Dard et Ribo, St-Joseph 'Pitrou' Blanc


Very small allocation - only 1 bottle per customer

All this buzz about natural wines seems quite funny to us since we have been making wines like this for nearly three decades. We simply continued the environmental-friendly way my father had adopted – avoiding chemical stuff on the vines and adding only a tiny amount of sulphur upon bottling. And instead of tailoring our wines for current palates, we just want to make wines we like ourselves, wines that would be pleasant to drink without years of cellaring so typical for many wines of our region”. René-Jean Dard

Saint-Joseph Pitrou Blanc: A blend of Roussanne with a little Marsanne, both grape varieties coming from old vines farmed organically and planted on slopes with decomposed granite soils. Vinified with respect for the grapes, as always with these two vignerons: direct pressing, indigenous yeasts, maturation in 500- and 600-litre demi-muid barrels. Blended in August and bottled in September 2020, without fining or filtration, and zero sulphur.

'René Jean Dard and François Ribo have acquired a cult following amongst those who frequent the natural wine bars of France and they are also revered in Japan, the second home of great low sulphur wines.

Their 7.5 vineyard holding is split around seven villages on a variety of terroirs comprising different soil types. The winery is located near Mercurol (a short distance east of Tain l’Hermitage). They use two types of pruning, goblet and tie-up, depending of the slope and other terrain conditions and practise organic viticulture.

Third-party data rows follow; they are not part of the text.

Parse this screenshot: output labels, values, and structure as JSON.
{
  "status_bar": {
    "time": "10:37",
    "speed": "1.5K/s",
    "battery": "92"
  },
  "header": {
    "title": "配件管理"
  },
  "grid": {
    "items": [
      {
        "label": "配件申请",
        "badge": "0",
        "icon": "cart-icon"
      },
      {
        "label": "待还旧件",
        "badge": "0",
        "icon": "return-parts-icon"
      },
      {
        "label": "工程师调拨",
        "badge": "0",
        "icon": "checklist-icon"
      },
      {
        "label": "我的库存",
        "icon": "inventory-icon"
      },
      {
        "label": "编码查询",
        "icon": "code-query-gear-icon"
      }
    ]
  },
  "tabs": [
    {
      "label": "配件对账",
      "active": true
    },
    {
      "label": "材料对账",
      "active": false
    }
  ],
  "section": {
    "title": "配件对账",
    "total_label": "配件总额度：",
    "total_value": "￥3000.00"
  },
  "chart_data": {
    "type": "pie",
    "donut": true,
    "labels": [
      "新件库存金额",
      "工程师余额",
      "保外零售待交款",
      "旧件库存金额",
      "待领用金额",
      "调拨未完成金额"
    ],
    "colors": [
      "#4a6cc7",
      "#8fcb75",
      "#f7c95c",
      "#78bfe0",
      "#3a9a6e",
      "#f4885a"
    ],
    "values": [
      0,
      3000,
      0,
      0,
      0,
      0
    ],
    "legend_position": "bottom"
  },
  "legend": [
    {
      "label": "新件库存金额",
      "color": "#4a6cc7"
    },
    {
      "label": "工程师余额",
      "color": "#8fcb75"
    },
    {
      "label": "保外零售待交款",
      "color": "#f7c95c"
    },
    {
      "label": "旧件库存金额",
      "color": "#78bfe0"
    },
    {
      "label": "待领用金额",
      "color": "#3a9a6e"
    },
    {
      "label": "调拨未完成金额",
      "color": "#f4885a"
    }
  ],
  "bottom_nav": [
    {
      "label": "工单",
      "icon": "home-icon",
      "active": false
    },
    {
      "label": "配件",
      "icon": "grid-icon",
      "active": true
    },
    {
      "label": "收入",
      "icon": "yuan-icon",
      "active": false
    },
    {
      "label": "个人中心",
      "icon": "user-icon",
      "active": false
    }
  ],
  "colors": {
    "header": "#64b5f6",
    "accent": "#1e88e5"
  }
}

The two reds share a common purity of fruit. The Crozes, from red clay soils with gravel and alluvial stones, is almost salty with notes of violets, olives, dill, blackberry and leather, whilst the Saint-Joseph, from vines on decomposed granitic soils, is round and smoky.

“What we like is natural wine because it’s alive, wine that does not necessarily have to be kept – just drunk and drunk again”. These wines remind me of Kafka’s advice to start with what is right rather than what is acceptable.' Doug Wregg